Description of the task:
Go through the lines below and copy any that hold the string "glyph".

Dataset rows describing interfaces
=== Section Start ===

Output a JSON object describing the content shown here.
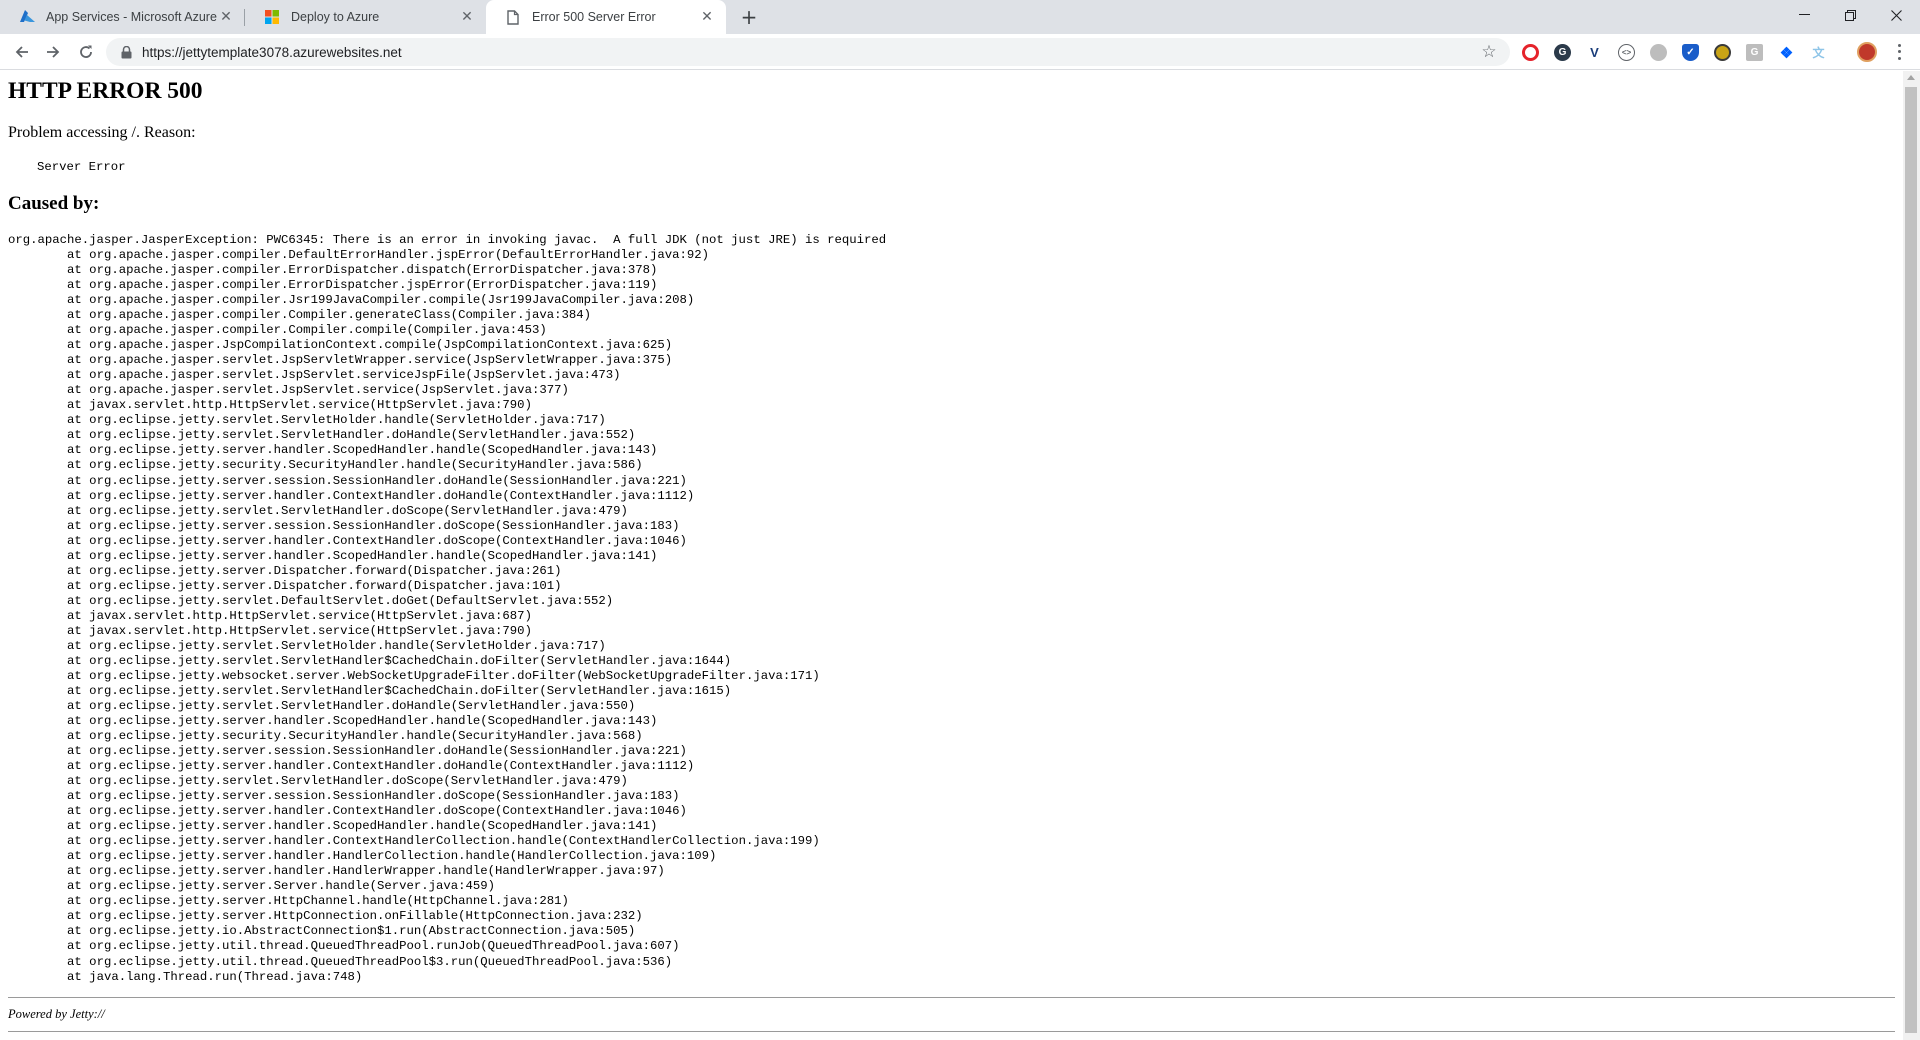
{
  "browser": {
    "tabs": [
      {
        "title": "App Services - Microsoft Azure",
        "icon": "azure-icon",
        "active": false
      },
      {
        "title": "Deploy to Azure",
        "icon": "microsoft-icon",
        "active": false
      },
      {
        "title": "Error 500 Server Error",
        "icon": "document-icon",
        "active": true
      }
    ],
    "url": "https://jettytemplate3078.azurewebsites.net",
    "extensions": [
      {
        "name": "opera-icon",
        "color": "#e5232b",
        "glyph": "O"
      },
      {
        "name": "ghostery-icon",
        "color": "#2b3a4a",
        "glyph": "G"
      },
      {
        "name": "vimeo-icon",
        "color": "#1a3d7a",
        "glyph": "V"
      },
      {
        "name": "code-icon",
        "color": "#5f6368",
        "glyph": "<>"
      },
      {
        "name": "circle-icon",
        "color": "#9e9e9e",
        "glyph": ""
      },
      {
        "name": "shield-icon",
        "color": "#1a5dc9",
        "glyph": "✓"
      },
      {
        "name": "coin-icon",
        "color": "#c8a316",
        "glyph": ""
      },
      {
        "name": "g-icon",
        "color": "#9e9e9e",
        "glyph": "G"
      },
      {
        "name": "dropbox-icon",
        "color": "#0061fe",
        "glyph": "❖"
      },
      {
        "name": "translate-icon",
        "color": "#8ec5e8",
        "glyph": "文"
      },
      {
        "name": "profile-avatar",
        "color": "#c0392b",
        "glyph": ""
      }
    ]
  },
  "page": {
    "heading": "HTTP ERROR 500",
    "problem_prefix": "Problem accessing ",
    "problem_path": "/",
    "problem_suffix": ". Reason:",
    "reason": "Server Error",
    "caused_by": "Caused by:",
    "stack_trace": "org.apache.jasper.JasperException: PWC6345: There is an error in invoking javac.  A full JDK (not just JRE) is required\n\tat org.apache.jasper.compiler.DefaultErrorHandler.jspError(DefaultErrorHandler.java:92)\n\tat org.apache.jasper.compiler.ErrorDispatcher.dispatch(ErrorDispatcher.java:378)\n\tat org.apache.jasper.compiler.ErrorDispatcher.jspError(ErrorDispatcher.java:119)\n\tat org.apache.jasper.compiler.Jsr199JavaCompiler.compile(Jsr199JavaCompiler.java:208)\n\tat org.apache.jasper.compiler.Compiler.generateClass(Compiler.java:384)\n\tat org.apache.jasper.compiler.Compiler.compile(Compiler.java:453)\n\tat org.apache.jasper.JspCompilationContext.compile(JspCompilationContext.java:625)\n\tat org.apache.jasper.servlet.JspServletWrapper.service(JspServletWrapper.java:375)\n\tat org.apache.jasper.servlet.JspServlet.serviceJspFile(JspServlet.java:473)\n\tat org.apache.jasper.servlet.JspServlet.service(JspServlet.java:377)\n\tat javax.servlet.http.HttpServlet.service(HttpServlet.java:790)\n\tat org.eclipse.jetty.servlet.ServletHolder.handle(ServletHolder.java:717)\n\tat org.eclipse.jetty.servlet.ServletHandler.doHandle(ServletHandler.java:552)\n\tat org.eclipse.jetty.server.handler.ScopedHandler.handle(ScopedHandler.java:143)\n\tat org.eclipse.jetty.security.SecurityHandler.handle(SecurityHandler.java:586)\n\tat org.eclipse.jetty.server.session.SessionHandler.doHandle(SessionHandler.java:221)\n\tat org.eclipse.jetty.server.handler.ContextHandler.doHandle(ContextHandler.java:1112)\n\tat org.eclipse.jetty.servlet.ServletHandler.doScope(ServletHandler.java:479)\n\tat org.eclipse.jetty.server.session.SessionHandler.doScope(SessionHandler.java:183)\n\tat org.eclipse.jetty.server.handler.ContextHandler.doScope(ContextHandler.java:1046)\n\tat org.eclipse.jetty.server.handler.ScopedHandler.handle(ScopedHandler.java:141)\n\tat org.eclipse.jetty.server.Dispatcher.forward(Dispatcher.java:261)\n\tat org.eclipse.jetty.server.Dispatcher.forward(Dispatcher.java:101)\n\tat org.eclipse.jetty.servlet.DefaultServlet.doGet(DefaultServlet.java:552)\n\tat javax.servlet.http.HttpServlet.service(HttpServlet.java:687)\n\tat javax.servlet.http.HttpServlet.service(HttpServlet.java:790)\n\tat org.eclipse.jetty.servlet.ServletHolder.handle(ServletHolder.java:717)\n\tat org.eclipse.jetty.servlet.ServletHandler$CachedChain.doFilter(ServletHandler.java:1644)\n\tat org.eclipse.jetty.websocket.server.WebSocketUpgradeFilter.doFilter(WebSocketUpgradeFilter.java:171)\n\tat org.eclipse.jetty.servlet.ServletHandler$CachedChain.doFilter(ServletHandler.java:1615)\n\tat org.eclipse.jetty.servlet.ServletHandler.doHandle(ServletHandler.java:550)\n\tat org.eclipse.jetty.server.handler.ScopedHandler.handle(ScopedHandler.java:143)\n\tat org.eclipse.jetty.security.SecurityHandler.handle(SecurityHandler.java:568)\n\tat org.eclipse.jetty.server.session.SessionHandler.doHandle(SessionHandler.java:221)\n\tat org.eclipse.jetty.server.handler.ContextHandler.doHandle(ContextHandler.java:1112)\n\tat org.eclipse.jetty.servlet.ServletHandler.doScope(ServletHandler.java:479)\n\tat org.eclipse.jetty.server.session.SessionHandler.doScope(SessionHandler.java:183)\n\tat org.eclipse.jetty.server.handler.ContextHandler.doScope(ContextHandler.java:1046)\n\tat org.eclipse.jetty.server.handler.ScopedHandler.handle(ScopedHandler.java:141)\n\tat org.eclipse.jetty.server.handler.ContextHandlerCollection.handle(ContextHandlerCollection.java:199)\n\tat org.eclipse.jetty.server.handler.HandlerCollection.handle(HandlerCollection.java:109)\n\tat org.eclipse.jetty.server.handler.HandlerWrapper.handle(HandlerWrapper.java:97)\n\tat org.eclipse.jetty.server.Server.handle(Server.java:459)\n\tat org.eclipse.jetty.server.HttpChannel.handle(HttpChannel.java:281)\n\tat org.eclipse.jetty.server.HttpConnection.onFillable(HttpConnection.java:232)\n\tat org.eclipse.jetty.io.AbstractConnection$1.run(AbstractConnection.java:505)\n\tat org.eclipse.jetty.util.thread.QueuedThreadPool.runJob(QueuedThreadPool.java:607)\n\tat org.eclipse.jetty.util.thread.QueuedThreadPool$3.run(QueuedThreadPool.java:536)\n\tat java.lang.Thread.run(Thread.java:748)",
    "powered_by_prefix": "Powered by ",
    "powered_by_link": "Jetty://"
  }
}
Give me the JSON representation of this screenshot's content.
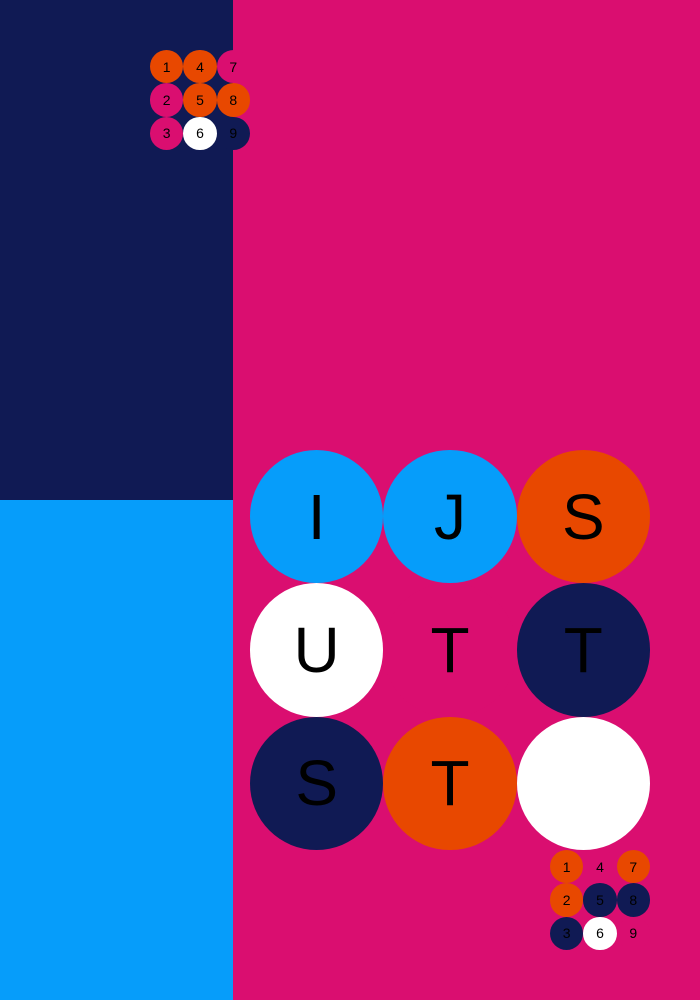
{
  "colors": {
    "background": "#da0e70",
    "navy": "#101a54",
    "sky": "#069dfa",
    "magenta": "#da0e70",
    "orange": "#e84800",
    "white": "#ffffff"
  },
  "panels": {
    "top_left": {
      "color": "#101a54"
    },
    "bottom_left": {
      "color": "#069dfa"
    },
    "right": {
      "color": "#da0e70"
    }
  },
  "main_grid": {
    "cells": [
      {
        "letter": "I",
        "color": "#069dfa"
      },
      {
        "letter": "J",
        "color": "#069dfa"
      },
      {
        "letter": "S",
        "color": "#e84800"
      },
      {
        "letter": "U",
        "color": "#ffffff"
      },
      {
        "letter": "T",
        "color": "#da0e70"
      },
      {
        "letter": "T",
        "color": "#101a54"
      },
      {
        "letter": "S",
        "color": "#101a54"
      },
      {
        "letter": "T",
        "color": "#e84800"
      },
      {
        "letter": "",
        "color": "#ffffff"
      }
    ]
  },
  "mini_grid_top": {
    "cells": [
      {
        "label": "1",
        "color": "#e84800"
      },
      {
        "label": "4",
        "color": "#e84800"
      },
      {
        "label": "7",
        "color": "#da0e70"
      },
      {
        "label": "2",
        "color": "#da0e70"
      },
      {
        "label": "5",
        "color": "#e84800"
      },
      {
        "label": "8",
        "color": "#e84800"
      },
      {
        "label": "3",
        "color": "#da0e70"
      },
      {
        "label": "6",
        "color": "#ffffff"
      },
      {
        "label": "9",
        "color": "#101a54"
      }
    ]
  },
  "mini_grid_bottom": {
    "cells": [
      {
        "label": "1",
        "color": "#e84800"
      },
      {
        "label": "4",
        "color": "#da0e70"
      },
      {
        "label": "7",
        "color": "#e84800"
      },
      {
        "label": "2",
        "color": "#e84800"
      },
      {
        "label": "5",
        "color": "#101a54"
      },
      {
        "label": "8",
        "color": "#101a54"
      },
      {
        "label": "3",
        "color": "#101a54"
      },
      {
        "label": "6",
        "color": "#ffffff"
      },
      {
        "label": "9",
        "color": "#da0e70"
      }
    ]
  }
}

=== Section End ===

Task answer:
        "glyph": "O"
        "glyph": "G"
        "glyph": "V"
        "glyph": "<>"
        "glyph": ""
        "glyph": "✓"
        "glyph": ""
        "glyph": "G"
        "glyph": "❖"
        "glyph": "文"
        "glyph": ""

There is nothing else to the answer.